The 1939 Battle of Warsaw, also known as the Siege of Warsaw, was a battle fought between Poland, heavily garrisoned and entrenched in the capital, Warsaw, and the German, Soviet and Czechoslovak Armies. The battle started on September 13, 1939, and ended on December 7, 1939.

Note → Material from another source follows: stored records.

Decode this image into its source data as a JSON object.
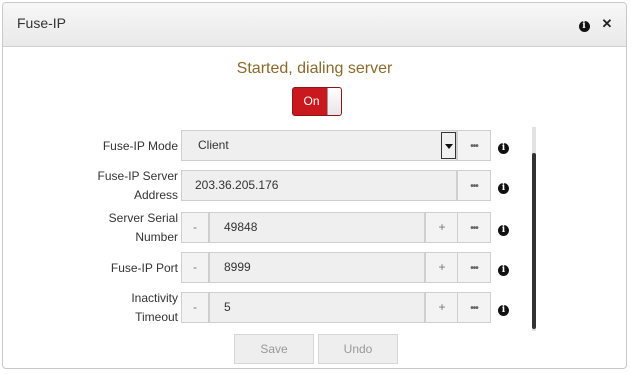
{
  "header": {
    "title": "Fuse-IP",
    "info_icon": "info-icon",
    "close_icon": "close-icon"
  },
  "status": {
    "text": "Started, dialing server",
    "color": "#8a6a2a"
  },
  "toggle": {
    "label": "On",
    "state": true,
    "color": "#c9181e"
  },
  "fields": {
    "mode": {
      "label": "Fuse-IP Mode",
      "value": "Client"
    },
    "server_address": {
      "label_line1": "Fuse-IP Server",
      "label_line2": "Address",
      "value": "203.36.205.176"
    },
    "serial_number": {
      "label_line1": "Server Serial",
      "label_line2": "Number",
      "value": "49848"
    },
    "port": {
      "label": "Fuse-IP Port",
      "value": "8999"
    },
    "inactivity_timeout": {
      "label_line1": "Inactivity",
      "label_line2": "Timeout",
      "value": "5"
    }
  },
  "controls": {
    "minus": "-",
    "plus": "+",
    "more": "•••",
    "info": "i"
  },
  "actions": {
    "save": "Save",
    "undo": "Undo"
  }
}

The Battle of Warsaw was a last stand by the Second Polish Republic, which was heavily outnumbered by the Axis and lacked equipment. Despite these deficiencies, the Poles had been preparing Warsaw for battle since 1938, and defenses were extremely strong. Though the battle concluded in an Axis victory and the end of the Second Polish Republic, it is often considered a Pyrrhic victory - the Axis lost almost half a million troops and spent three months to ultimately capture a city that had been evacuated and completely destroyed. The long battle also allowed the Polish Army outside of Warsaw to escape from occupied Poland before the Axis could consolidate its control, fleeing through neutral Lithuania and then-neutral Romania, and it allowed Britain, France and the British Commonwealth extra time to reinforce and prepare before the beginning of the Battle of France.